This media campaign is run by state-owned or semi-state owned entities, backed by military/security agencies that try to create an atmosphere of fear and intimidation against Bahá’ís by seeking to destroy the Bahá’í faith and demonize and dehumanize its followers.
Article 20 of the ICCPR explicitly declares:
“…Any advocacy of national, racial or religious hatred that constitutes incitement to discrimination, hostility or violence shall be prohibited by law”
The Islamic Republic of Iran is a signatory to the above Covenant.
Violators of the Human Rights of Bahá’ís
In consideration of the serious and systematic violation of the human rights of Bahá’ís in the judicial, educational, professional, and media sectors, Justice for Iran decided to research and identify state actors responsible for perpetrating these violations, with a focus on the time period following the 2009 election for presidency in Iran.
The first goal of this report is to cite the testimony of Bahá’ís who are the victims of human rights violations.
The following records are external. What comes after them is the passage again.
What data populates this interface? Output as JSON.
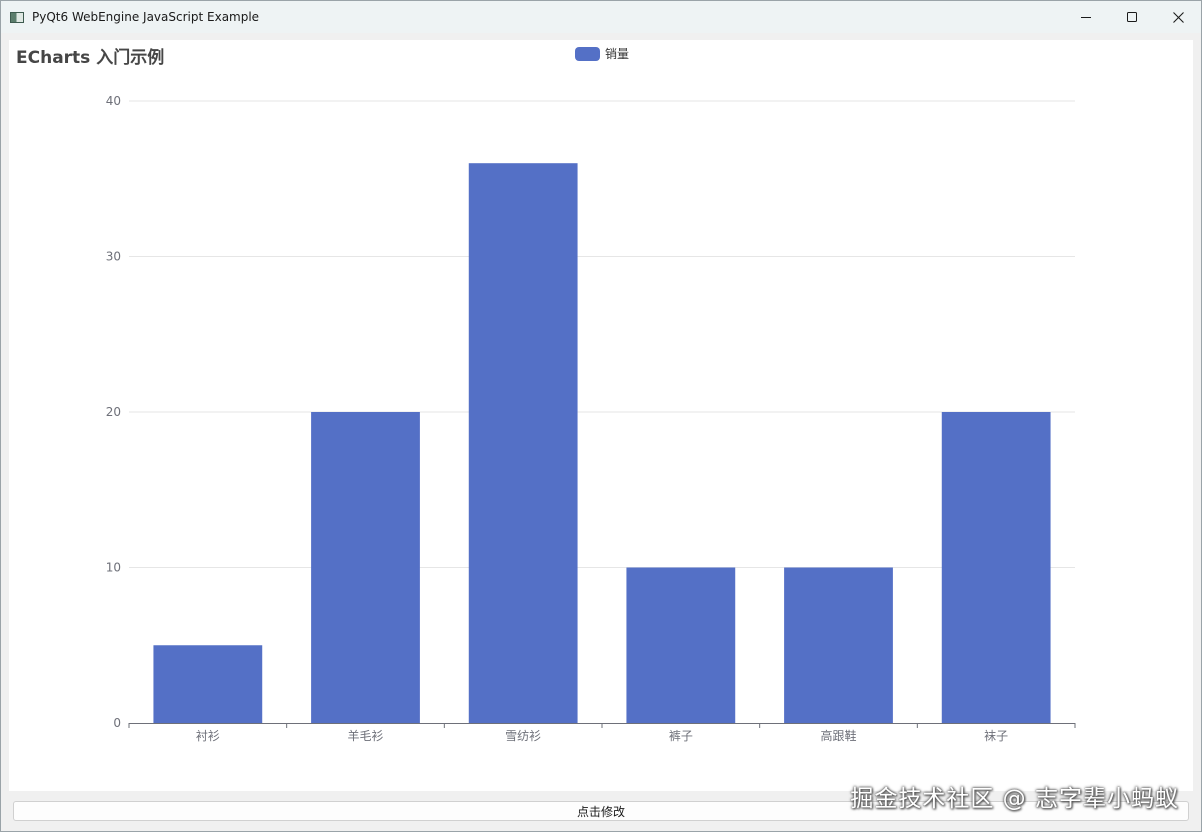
{
  "window": {
    "title": "PyQt6 WebEngine JavaScript Example"
  },
  "icons": [
    "app-icon",
    "minimize-icon",
    "maximize-icon",
    "close-icon"
  ],
  "chart_data": {
    "type": "bar",
    "title": "ECharts 入门示例",
    "legend": [
      "销量"
    ],
    "legend_placement": "top-center",
    "categories": [
      "衬衫",
      "羊毛衫",
      "雪纺衫",
      "裤子",
      "高跟鞋",
      "袜子"
    ],
    "series": [
      {
        "name": "销量",
        "values": [
          5,
          20,
          36,
          10,
          10,
          20
        ],
        "color": "#5470c6"
      }
    ],
    "yticks": [
      "0",
      "10",
      "20",
      "30",
      "40"
    ],
    "ylim": [
      0,
      40
    ],
    "grid": true
  },
  "button": {
    "label": "点击修改"
  },
  "watermark": "掘金技术社区 @ 志字辈小蚂蚁"
}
The information that has been shared with JFI has greatly contributed to the preparation of this report. JFI has also drawn on previous reports, research, as well as valid and authentic legal documents published by the IRI authorities.
In this report, Justice for Iran identifies fifteen official and semi-official state authorities directly involved in the severe and extensive violations of human rights of the Bahá’í community.
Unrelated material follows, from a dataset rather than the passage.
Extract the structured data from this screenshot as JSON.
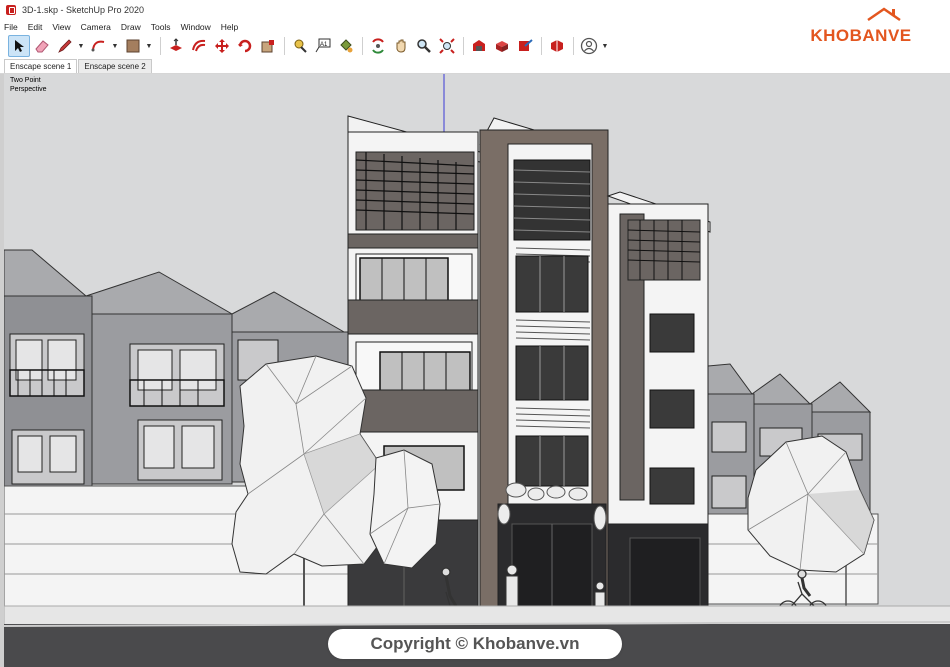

The profiles of these perpetrators are included below, as well as accounts of their unambiguous involvement in violating human rights of the Bahá’ís in the judicial, educational, professional, and media sectors in Iran.
The violators of the judicial rights of Bahá’ís include:
The violators of the educational rights of Bahá’ís include:
The violators of the professional rights of Bahá’ís include:
The violators of the human rights of Bahá’ís in the media context include:
JFI believes that all of the aforementioned individuals are involved in serious and systematic violations of the rights of Bahá’ís, as codified both in domestic and international laws; and should be held accountable for their decisions and actions.
First, JFI requests that the European Union (EU) and countries supporting human rights use political and diplomatic means to apply pressure on the IRI to end the persecution of Bahá’ís and include the names of these fifteen human rights violators in human rights sanctions, including instituting travel bans against them and freezing their assets.
 Page 114 in http://www.great-iran.com/PDFs/History/Different-files/Religious-Minorities-in-Iran.pdf
 Ibid (see chapter 13)
 Ibid (page 86)
 Obviously, violators of the human rights of Bahá’ís are not limited to this list. Completing and extending this list remains a goal of JFI.
10 Mar 2013